--- Available data ---

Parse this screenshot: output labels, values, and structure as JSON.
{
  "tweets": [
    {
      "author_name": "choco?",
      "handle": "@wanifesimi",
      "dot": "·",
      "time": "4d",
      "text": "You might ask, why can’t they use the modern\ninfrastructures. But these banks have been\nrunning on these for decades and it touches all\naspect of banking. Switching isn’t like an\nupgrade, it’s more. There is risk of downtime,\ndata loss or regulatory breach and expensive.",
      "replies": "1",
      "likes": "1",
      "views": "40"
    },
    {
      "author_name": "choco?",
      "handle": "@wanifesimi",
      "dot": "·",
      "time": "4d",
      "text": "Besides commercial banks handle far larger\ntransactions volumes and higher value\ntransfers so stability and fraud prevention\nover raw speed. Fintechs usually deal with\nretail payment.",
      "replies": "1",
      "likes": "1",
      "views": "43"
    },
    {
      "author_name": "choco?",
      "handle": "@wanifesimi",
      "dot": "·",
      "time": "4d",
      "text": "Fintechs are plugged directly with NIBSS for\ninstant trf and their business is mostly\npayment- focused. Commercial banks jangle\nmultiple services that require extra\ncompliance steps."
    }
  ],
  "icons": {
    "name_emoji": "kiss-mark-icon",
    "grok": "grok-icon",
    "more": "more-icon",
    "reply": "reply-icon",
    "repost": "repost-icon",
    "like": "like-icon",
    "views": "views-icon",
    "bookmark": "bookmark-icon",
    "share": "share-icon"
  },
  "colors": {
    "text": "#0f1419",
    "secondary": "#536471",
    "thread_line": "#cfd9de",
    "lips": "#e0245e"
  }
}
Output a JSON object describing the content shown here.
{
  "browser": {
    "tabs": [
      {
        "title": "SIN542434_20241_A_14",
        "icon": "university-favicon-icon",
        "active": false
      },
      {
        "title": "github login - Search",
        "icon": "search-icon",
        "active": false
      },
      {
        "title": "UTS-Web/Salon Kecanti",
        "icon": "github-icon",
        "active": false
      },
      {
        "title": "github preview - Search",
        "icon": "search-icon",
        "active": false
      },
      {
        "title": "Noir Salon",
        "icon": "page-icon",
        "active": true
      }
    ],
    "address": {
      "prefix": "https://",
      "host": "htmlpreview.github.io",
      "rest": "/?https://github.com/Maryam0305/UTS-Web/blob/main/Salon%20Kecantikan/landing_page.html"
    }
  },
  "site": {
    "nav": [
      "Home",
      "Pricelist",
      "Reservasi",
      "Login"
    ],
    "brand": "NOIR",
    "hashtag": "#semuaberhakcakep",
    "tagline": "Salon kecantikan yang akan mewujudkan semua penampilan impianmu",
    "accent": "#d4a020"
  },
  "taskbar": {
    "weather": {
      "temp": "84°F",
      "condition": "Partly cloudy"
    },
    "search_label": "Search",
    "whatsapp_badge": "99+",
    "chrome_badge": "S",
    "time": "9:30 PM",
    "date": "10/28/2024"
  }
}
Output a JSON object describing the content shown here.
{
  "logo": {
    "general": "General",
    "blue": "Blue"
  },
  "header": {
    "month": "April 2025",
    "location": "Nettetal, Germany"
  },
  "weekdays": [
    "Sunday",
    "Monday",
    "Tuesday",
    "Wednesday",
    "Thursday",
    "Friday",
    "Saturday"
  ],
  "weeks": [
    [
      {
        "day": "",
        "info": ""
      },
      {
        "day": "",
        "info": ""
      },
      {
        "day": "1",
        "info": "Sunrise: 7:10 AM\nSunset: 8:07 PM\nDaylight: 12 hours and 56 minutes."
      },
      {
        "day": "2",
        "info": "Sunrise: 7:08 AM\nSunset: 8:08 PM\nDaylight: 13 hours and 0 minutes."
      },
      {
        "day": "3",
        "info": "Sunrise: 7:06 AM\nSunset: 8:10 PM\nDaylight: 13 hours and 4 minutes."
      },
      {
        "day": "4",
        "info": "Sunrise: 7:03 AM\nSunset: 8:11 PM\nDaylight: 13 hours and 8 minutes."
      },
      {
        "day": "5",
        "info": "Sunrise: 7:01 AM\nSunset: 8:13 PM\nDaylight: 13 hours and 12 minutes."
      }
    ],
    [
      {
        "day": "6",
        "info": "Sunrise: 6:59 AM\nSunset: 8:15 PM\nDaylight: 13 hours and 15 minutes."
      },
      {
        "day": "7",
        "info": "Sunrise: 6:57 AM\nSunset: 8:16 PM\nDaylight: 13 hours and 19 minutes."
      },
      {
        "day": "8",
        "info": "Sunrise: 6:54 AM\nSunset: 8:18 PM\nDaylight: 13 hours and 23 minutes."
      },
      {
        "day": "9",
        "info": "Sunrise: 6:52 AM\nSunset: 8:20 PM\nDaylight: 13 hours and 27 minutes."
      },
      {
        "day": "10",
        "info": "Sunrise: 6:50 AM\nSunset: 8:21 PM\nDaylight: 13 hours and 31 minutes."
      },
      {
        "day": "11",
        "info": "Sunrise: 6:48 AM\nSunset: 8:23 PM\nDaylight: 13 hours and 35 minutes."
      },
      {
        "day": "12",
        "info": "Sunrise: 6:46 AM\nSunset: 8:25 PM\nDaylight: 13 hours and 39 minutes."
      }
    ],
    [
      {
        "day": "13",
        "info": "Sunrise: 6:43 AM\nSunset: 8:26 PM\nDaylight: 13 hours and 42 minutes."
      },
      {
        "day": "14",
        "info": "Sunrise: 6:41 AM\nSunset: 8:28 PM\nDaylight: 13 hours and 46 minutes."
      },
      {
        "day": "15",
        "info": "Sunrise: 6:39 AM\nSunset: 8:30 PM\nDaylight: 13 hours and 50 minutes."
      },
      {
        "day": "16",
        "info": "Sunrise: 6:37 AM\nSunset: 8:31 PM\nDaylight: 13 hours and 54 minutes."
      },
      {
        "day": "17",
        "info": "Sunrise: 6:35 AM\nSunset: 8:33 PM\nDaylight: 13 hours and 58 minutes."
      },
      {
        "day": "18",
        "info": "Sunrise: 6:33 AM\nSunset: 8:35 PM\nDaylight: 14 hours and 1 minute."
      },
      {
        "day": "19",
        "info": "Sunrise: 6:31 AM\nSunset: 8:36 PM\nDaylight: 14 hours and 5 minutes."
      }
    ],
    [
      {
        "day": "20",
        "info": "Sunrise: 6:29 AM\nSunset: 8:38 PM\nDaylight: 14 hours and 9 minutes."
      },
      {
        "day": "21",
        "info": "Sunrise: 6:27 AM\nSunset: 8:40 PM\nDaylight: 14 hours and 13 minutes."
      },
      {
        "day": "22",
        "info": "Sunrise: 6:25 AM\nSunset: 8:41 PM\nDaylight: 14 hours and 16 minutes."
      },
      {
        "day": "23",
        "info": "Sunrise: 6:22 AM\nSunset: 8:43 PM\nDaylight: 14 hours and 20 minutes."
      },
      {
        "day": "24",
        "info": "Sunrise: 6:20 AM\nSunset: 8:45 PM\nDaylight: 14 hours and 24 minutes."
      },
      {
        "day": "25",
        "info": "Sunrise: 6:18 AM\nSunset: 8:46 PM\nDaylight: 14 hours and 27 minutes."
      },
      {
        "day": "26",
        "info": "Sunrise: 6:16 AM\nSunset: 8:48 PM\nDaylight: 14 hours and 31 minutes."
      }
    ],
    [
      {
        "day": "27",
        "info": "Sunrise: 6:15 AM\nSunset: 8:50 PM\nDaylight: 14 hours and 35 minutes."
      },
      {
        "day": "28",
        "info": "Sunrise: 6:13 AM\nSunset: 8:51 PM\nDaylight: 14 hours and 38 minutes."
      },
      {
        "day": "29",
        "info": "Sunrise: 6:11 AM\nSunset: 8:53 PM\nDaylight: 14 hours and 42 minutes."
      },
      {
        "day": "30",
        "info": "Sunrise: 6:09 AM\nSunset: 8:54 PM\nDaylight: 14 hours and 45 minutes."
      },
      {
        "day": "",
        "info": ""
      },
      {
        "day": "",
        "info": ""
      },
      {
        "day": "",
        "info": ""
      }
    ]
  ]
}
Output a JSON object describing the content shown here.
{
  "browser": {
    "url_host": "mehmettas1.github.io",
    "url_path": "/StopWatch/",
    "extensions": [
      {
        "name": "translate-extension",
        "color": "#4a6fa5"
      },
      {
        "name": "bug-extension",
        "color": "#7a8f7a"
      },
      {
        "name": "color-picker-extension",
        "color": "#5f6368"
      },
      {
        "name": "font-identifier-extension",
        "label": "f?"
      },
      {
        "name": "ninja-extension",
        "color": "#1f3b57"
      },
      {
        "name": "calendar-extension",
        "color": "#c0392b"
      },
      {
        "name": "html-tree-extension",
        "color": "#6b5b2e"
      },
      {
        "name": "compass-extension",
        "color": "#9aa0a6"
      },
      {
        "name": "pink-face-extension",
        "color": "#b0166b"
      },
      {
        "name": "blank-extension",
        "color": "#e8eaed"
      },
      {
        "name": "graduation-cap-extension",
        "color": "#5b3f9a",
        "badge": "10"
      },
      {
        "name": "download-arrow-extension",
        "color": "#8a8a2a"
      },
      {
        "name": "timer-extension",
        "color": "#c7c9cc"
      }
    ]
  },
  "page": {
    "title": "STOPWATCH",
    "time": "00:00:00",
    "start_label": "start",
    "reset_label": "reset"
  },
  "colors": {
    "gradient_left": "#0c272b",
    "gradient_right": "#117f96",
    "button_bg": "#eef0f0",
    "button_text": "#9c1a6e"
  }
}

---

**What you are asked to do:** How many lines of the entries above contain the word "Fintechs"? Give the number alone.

**Solution for this exercise:** 2